YOUR OBJECTIVE: Would you pull out every line of the material that contains the string "организации"?

SUPPLIED RECORDS:

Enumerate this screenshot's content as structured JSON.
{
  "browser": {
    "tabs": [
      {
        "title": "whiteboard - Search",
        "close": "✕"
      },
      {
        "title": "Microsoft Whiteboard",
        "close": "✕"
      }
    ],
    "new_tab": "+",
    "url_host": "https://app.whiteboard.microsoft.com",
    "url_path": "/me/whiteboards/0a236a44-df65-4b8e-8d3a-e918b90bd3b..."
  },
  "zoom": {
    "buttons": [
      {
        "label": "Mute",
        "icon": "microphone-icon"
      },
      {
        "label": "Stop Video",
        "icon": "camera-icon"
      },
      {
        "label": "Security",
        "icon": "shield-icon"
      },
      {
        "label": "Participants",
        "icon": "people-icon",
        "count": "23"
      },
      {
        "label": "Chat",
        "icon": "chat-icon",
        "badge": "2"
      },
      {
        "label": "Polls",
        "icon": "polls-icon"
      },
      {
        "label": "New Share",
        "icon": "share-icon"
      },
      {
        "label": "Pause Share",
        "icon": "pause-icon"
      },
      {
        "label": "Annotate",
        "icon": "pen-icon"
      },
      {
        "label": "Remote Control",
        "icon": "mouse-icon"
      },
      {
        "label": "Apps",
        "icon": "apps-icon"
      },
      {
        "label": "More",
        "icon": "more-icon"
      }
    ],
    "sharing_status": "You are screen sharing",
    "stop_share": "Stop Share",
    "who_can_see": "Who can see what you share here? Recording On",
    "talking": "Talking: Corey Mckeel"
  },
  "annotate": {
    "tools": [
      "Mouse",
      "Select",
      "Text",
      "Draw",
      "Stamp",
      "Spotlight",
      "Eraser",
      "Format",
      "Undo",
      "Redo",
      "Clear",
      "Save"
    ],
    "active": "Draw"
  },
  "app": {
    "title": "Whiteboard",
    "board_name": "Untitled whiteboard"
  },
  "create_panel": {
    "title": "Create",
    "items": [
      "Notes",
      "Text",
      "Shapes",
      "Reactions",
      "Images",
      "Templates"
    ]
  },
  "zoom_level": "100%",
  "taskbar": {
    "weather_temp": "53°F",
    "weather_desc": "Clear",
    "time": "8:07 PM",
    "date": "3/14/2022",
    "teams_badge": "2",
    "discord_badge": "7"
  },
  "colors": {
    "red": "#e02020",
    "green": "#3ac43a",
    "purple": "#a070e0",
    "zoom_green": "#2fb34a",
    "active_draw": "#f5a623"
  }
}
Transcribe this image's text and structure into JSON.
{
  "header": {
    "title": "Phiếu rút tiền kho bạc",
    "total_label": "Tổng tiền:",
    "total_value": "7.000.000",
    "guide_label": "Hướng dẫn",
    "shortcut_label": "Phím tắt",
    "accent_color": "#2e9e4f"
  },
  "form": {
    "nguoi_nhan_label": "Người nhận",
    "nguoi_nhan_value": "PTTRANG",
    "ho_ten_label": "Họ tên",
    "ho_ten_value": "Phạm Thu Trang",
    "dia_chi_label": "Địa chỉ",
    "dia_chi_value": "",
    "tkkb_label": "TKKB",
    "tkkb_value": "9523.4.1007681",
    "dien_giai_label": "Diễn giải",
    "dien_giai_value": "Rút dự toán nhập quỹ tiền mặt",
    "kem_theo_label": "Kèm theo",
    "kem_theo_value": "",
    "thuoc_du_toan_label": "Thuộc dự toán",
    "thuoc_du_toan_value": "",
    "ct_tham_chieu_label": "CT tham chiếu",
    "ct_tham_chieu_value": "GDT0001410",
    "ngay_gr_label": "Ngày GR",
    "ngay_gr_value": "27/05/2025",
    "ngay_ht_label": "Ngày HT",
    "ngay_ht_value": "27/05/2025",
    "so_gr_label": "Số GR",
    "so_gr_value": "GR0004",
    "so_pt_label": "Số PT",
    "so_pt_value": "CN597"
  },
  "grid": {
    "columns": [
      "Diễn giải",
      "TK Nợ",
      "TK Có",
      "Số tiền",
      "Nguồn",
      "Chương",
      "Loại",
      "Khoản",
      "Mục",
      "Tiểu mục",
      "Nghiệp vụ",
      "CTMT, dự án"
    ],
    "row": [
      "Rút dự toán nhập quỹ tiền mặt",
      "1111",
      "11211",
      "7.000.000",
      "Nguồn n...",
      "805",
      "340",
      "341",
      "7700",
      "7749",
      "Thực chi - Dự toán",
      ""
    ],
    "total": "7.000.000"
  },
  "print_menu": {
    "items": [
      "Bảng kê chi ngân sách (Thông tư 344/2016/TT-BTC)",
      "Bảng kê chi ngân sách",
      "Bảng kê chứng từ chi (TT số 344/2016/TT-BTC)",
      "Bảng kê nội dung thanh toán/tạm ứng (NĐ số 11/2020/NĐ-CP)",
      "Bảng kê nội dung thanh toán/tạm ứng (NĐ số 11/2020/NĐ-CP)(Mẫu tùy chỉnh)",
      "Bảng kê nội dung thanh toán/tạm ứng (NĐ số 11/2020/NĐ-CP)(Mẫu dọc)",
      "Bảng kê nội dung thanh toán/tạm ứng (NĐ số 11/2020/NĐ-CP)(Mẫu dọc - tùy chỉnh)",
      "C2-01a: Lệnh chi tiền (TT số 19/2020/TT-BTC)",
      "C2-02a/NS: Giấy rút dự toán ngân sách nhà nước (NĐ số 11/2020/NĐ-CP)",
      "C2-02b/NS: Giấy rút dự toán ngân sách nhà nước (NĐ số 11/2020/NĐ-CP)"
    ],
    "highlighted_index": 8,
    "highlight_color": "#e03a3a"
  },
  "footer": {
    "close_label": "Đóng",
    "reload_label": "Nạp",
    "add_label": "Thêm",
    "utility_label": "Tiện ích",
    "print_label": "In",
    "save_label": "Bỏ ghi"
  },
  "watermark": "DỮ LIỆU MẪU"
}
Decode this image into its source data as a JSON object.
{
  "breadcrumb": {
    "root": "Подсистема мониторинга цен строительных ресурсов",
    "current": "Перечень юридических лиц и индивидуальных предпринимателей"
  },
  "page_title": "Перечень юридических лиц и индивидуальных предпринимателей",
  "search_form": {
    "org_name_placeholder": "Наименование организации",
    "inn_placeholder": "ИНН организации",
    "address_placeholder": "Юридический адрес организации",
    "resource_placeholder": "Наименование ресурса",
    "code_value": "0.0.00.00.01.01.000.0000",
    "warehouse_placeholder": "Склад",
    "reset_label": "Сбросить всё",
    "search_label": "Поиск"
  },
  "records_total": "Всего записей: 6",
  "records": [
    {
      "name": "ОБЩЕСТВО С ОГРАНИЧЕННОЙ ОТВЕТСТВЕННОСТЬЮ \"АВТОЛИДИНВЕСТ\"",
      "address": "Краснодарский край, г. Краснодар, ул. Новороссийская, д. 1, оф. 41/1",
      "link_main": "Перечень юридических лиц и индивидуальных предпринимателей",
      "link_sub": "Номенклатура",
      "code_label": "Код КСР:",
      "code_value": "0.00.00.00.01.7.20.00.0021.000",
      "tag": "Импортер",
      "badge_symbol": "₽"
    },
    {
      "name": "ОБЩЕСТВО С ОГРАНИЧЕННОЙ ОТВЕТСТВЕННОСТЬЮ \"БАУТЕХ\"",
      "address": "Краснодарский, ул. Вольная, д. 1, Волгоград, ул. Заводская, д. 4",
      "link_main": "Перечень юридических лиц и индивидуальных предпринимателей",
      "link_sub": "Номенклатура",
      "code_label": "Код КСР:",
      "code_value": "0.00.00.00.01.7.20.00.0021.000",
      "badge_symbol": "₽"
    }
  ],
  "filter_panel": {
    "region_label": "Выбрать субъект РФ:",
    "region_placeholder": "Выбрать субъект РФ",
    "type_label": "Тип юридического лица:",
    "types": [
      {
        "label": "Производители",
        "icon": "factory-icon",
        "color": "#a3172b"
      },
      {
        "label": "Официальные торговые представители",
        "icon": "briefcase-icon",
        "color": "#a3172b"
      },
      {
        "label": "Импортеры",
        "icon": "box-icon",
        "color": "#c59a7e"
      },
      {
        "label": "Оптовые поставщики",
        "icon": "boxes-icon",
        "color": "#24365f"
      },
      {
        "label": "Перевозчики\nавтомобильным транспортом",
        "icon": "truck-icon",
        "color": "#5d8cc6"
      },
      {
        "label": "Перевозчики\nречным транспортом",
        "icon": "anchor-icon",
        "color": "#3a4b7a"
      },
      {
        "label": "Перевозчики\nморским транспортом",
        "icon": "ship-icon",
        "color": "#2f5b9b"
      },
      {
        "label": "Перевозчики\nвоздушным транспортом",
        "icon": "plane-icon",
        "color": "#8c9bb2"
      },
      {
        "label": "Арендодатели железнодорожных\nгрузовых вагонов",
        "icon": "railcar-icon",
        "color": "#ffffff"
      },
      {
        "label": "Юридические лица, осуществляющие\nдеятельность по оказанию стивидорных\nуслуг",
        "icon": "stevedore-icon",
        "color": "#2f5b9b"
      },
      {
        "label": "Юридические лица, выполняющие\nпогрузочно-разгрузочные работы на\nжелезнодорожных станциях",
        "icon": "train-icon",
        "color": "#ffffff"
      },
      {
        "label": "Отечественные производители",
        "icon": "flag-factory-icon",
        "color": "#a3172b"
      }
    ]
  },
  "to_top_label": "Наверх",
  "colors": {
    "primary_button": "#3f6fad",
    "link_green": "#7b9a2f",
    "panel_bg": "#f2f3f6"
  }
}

RESPONSE AREA:
    "org_name_placeholder": "Наименование организации",
    "inn_placeholder": "ИНН организации",
    "address_placeholder": "Юридический адрес организации",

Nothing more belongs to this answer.